## Exercise brief
All lines in the material containing the word "icon" need to be copied.

## Materials provided
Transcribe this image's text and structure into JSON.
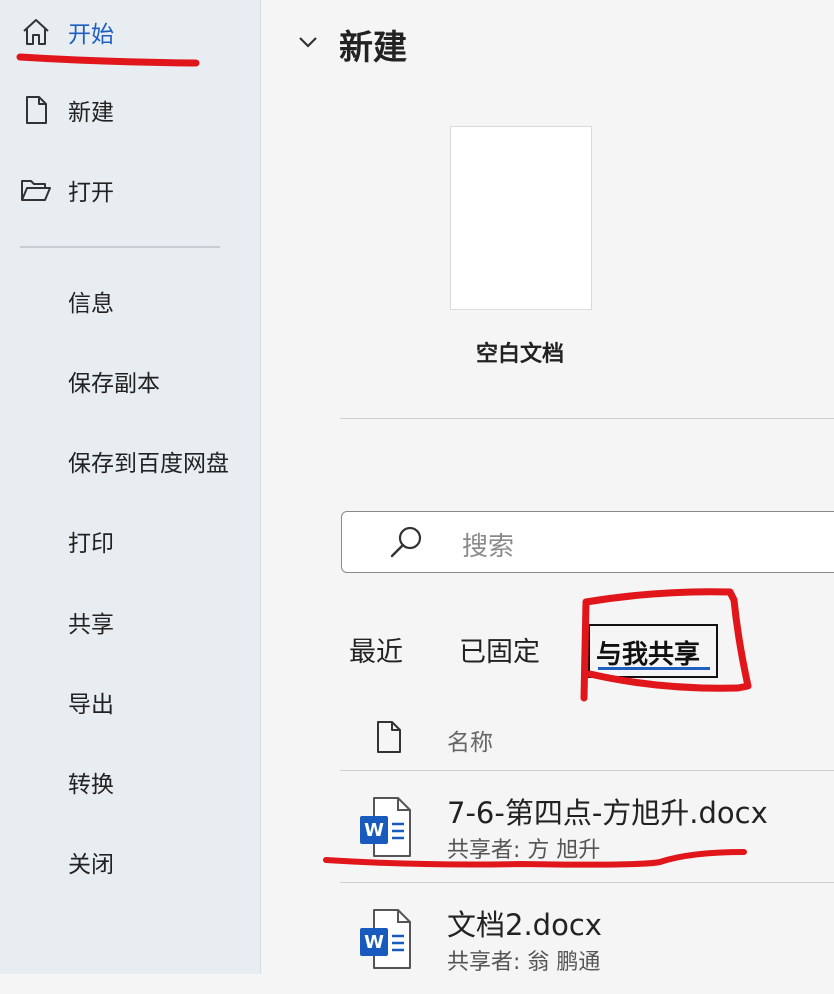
{
  "sidebar": {
    "items": [
      {
        "label": "开始",
        "icon": "home-icon"
      },
      {
        "label": "新建",
        "icon": "new-document-icon"
      },
      {
        "label": "打开",
        "icon": "folder-open-icon"
      },
      {
        "label": "信息"
      },
      {
        "label": "保存副本"
      },
      {
        "label": "保存到百度网盘"
      },
      {
        "label": "打印"
      },
      {
        "label": "共享"
      },
      {
        "label": "导出"
      },
      {
        "label": "转换"
      },
      {
        "label": "关闭"
      }
    ]
  },
  "main": {
    "section_title": "新建",
    "templates": [
      {
        "label": "空白文档"
      }
    ],
    "search": {
      "placeholder": "搜索"
    },
    "tabs": [
      {
        "label": "最近"
      },
      {
        "label": "已固定"
      },
      {
        "label": "与我共享"
      }
    ],
    "columns": {
      "name": "名称"
    },
    "files": [
      {
        "name": "7-6-第四点-方旭升.docx",
        "sharer": "共享者: 方 旭升",
        "icon": "word-document-icon"
      },
      {
        "name": "文档2.docx",
        "sharer": "共享者: 翁 鹏通",
        "icon": "word-document-icon"
      }
    ]
  },
  "colors": {
    "accent": "#1f5fbf",
    "annotation": "#e0161b",
    "sidebar_bg": "#e8edf2",
    "word_blue": "#185abd"
  }
}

## Output for this task
        "icon": "home-icon"
        "icon": "new-document-icon"
        "icon": "folder-open-icon"
        "icon": "word-document-icon"
        "icon": "word-document-icon"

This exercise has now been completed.